■ **Information**
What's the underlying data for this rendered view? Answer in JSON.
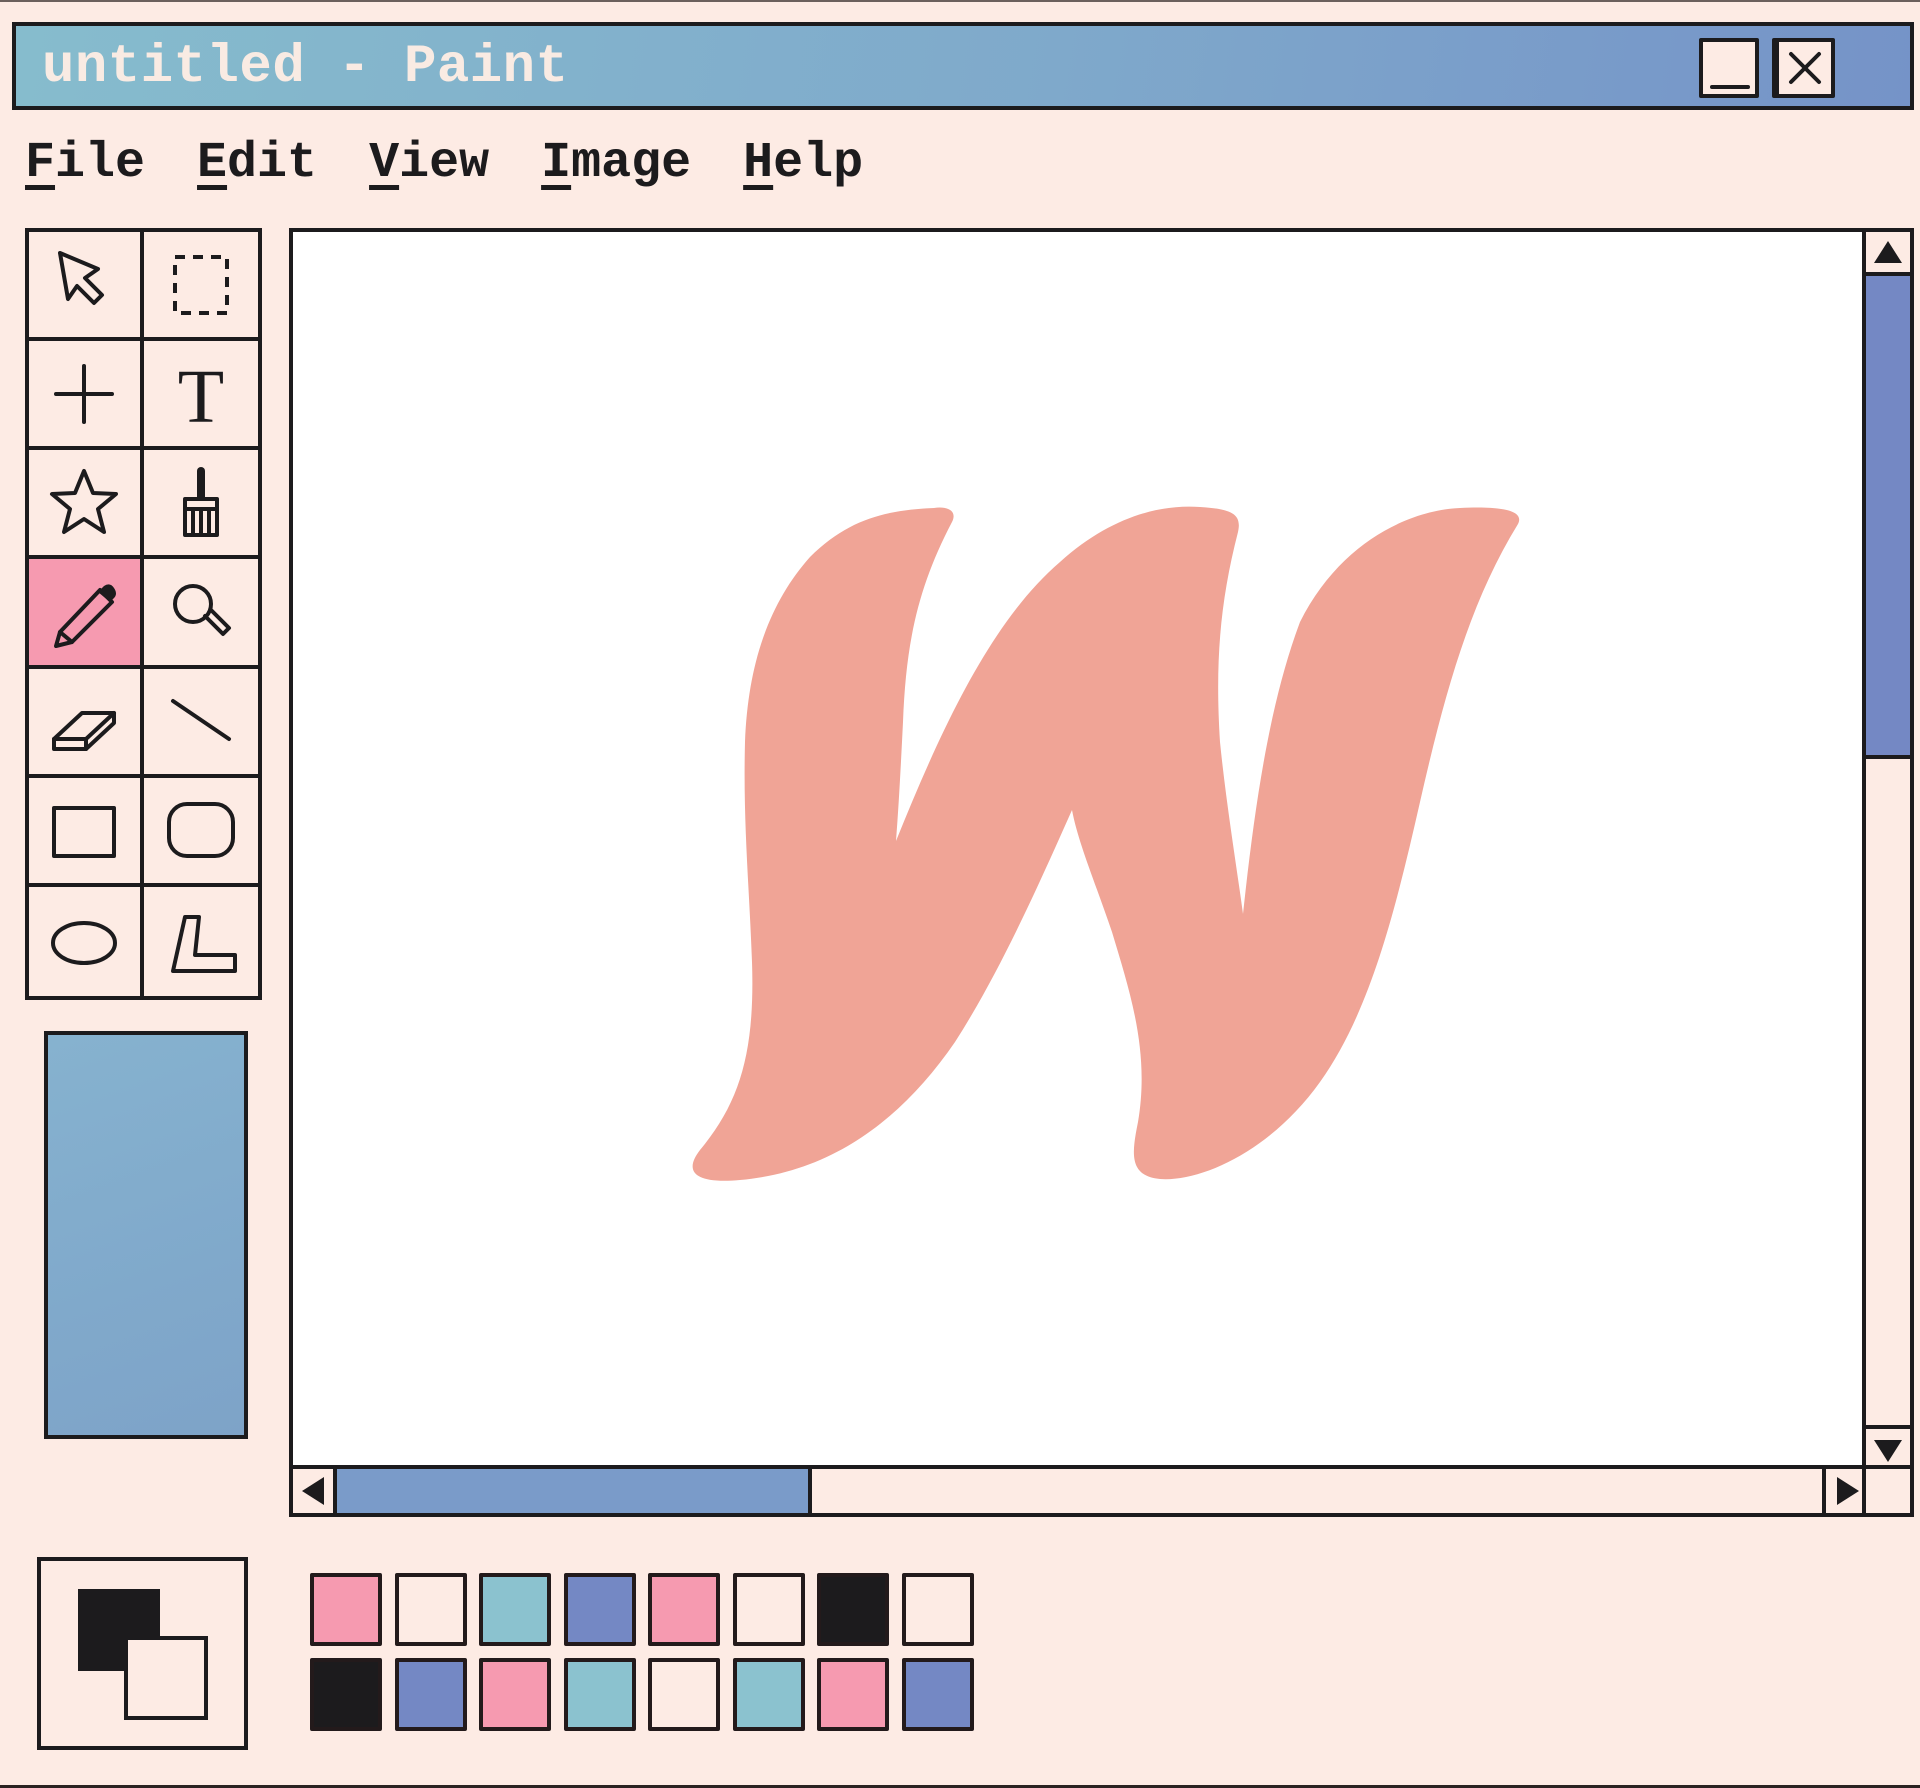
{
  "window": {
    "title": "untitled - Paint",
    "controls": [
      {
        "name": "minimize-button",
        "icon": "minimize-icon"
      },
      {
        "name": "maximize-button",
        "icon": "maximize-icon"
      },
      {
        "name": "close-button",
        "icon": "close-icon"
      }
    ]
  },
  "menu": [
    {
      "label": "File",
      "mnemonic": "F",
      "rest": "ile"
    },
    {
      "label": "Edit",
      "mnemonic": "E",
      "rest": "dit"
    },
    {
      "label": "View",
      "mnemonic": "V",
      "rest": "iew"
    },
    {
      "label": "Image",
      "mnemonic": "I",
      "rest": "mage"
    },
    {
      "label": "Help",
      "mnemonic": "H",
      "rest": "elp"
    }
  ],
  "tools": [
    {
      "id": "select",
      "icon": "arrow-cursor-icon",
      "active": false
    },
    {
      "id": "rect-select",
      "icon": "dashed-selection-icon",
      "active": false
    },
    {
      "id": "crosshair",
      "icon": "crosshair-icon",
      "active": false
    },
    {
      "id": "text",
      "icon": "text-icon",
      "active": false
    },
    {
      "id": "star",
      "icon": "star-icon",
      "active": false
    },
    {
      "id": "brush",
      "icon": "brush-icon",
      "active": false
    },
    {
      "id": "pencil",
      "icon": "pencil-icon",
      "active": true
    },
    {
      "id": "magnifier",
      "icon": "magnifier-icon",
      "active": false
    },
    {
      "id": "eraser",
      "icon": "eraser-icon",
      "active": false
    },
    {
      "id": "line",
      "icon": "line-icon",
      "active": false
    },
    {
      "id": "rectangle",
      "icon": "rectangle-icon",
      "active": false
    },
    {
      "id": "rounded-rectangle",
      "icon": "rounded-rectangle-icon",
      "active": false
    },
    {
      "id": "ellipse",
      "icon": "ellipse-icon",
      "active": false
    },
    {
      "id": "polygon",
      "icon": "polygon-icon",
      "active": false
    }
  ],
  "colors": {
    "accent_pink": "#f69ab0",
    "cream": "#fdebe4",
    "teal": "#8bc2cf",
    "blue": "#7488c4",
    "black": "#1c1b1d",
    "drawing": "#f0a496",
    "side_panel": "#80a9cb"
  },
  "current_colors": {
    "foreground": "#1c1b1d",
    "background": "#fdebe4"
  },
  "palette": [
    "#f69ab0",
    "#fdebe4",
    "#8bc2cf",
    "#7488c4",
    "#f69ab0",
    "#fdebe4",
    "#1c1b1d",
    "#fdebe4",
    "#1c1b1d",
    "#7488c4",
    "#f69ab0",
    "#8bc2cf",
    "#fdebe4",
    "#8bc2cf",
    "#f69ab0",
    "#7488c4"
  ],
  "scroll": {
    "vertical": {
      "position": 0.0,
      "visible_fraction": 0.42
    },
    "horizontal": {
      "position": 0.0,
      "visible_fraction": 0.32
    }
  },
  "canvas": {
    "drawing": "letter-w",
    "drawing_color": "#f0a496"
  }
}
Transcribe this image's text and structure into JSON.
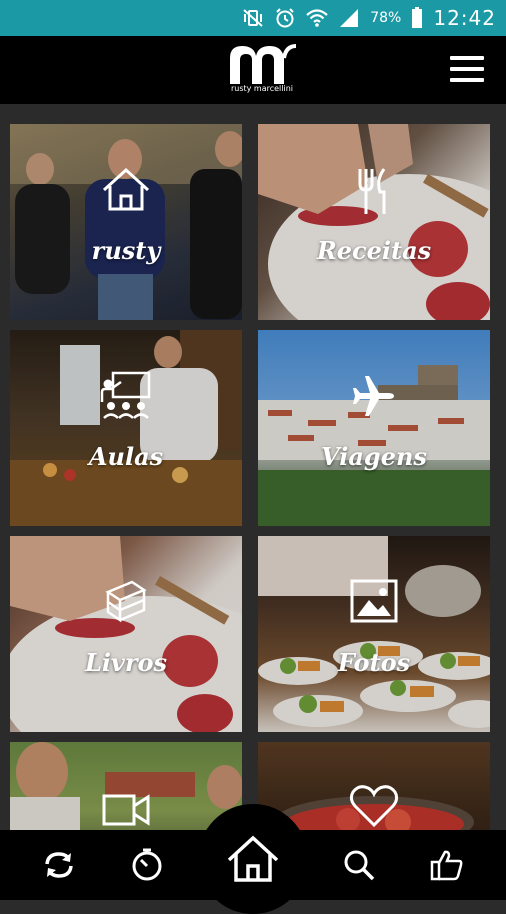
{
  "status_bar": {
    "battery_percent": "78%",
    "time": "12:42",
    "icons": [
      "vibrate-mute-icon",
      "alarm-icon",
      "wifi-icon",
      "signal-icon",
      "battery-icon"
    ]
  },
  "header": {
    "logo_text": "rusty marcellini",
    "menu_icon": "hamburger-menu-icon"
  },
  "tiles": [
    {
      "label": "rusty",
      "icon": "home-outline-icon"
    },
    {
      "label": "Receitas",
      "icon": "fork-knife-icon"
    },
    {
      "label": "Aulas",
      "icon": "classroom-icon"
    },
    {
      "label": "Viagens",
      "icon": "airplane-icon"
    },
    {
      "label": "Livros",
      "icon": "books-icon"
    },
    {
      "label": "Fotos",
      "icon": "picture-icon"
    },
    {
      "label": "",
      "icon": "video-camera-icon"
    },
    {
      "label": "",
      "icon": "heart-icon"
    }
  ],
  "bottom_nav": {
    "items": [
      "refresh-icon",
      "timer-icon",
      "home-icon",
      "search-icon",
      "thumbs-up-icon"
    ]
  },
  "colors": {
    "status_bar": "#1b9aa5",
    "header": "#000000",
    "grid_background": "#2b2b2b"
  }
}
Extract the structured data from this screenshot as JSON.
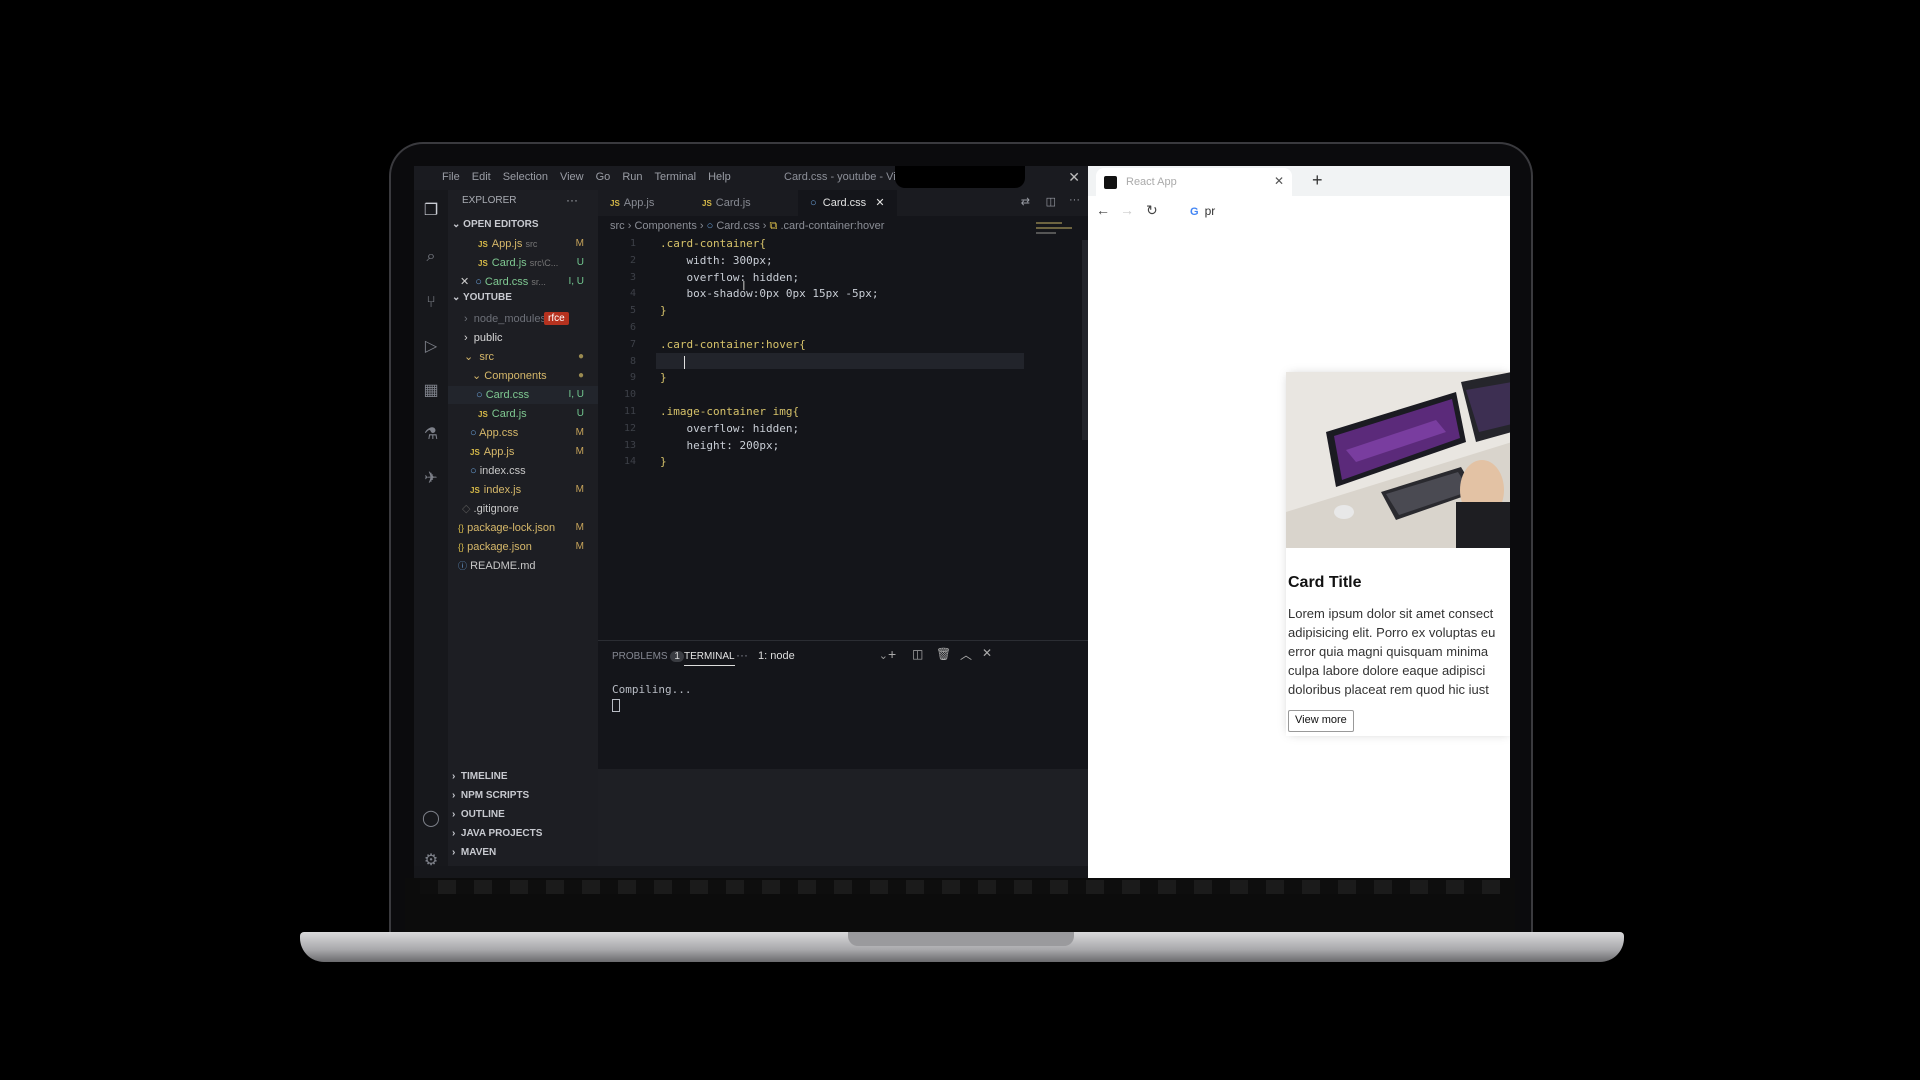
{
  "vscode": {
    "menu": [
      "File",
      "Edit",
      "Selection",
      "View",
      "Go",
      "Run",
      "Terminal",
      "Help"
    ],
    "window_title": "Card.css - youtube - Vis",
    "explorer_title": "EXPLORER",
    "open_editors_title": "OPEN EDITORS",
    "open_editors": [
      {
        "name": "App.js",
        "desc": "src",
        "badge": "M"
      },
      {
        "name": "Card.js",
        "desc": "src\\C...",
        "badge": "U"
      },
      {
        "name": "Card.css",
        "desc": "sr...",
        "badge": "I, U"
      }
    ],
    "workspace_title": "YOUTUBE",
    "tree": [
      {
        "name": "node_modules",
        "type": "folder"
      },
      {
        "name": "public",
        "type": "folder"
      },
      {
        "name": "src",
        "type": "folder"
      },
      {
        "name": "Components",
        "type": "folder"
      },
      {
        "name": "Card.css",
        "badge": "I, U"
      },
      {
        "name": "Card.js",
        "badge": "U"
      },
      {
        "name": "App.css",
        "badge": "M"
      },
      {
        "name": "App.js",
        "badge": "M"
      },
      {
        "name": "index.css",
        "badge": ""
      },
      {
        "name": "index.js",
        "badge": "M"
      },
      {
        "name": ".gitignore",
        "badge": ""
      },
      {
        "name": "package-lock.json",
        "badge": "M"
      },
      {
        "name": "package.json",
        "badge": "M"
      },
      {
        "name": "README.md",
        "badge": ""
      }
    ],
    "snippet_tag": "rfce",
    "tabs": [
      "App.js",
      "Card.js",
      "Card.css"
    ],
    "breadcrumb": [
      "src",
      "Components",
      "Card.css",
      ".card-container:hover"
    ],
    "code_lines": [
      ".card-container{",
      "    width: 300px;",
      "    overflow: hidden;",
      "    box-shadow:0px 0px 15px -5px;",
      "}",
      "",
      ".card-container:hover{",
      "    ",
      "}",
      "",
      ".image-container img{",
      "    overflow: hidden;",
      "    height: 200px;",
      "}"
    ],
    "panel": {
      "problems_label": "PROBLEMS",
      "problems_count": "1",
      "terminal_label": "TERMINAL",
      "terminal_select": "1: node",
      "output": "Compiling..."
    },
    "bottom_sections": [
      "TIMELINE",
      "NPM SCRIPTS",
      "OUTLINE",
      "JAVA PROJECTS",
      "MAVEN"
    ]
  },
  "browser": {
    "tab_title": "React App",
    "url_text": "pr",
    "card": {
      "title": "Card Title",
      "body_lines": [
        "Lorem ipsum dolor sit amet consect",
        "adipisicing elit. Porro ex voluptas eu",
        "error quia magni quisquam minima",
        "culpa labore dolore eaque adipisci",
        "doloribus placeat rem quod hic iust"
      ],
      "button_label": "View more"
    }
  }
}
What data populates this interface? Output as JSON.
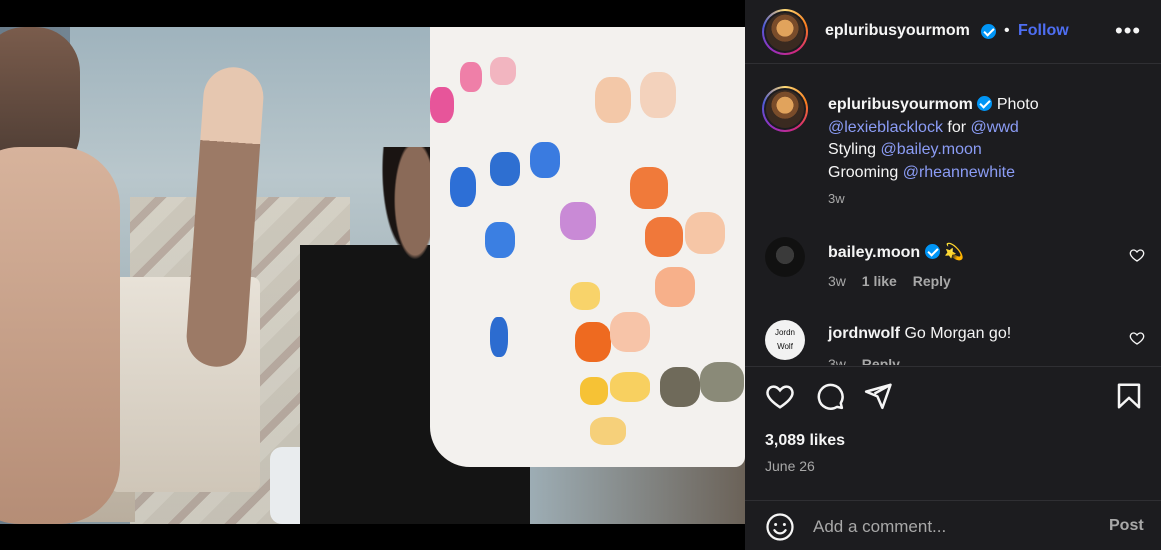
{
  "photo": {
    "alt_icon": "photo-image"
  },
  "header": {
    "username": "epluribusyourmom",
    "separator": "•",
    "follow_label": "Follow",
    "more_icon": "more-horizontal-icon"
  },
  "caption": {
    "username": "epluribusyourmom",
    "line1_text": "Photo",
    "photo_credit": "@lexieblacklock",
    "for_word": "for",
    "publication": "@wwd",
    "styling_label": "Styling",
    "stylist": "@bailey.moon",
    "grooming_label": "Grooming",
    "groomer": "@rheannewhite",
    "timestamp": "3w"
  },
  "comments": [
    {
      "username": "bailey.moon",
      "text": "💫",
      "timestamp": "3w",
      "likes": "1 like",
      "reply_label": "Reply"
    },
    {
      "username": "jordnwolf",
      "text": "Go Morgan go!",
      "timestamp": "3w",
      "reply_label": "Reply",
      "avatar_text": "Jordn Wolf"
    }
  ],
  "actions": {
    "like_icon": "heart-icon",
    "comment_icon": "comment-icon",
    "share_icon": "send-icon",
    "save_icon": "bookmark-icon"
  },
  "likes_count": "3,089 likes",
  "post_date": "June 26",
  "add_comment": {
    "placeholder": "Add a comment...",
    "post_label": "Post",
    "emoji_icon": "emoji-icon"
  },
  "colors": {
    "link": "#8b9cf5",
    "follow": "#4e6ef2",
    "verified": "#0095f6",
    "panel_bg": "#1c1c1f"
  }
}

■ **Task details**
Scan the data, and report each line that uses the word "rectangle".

■ **Response area**
      "id": "rectangle",
      "icon": "rectangle-icon",
      "id": "rounded-rectangle",
      "icon": "rounded-rectangle-icon",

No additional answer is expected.